- Convened regionwide summits and conferences on specific topics and issues of interest
- Offered technical support, consulting services, and trainings to organizations within their NHA
- Published guidebooks
- Collaborated on research projects
- Supported exhibit designs
- Put up wayfinding and interpretive signage
- Organized tours, featuring multiple sites within the NHA
- Hosted or supported existing festivals
- Promoted conservation initiatives
- Organized volunteer opportunities for organizations within their area
- Run oral history and documentation projects
- Coordinated and funded public arts initiatives, such as heritage- and history-related murals by local artists
What about the maritime-related work that’s already being done within the heritage area?

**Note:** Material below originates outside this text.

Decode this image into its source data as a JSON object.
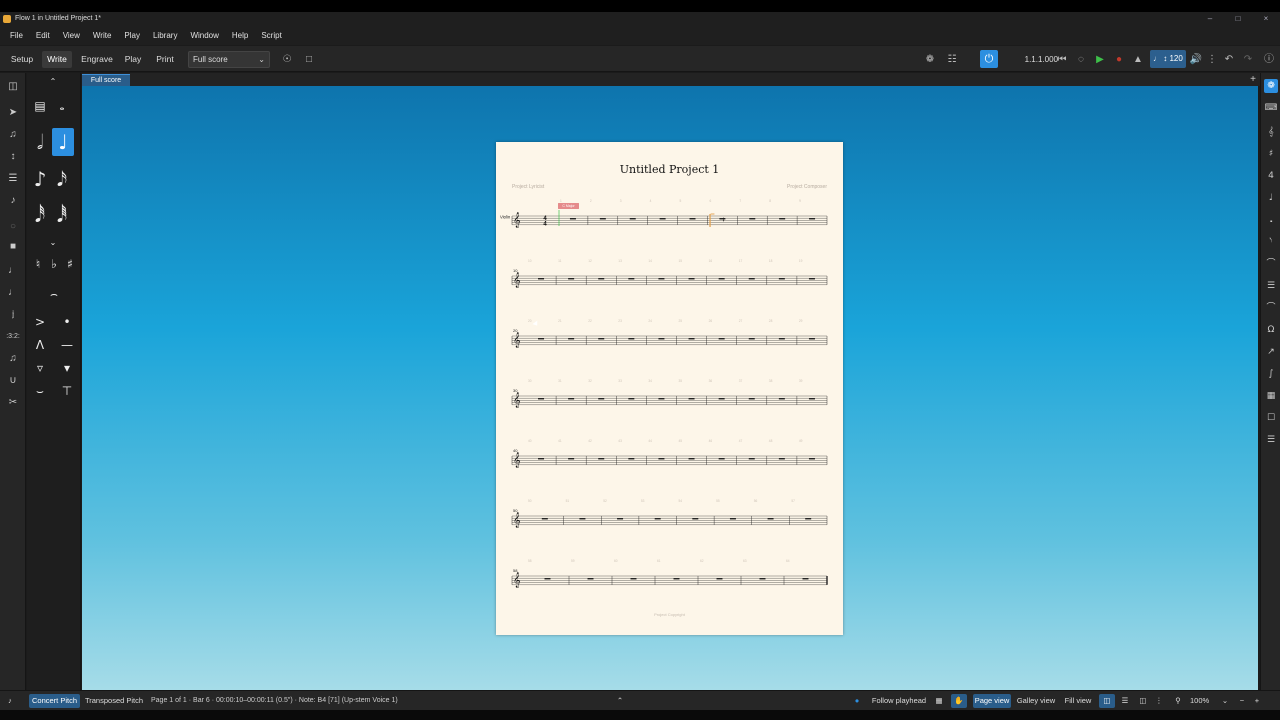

We know there is already a lot of amazing work happening along Washington’s saltwater coastline. From historic tallships to trail systems to oyster farms to visitors centers and much much more, the vibrant activities already going on along our shores are a major reason why the Maritime Washington National Heritage Area was designated in the first place! The goal of the Maritime Washington NHA is not to replace or duplicate the work of the many successful organizations already operating within this area. Instead, we aim to provide a platform to share their stories with a wider audience, provide support where we can, and foster more collaboration between folks working in diverse industries.

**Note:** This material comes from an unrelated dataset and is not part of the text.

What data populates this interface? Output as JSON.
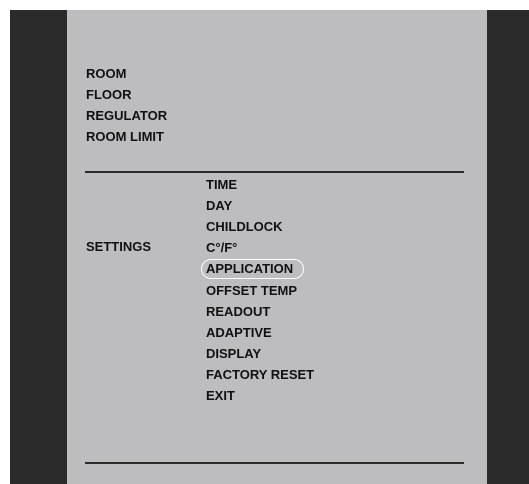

Why is Pacific County not included in the Maritime Washington National Heritage Area?
During the feasibility study process to create the Maritime Washington National Heritage Area, there was a simultaneous study to designate a Columbia-Pacific National Heritage Area along the coastal areas of Clatsop and Pacific counties, also known as the North Beach Peninsula. During this process, stakeholders from Pacific County decided to focus their efforts on the Columbia-Pacific NHA. Therefore, Pacific County was not included in the final feasibility study nor in the resulting legislation that created the Maritime Washington NHA. Unfortunately, the recession coupled with strong public opposition from certain private property interests hampered the efforts of the proposed Columbia-Pacific National Heritage Area and the National Park Service has determined that, at least for now, insufficient public support exists for the designation. Although it is not officially a part of the Maritime Washington NHA, we hope and anticipate that the stories, themes, and benefits of the heritage area extend into Pacific County and throughout the entire Pacific Northwest coastal region.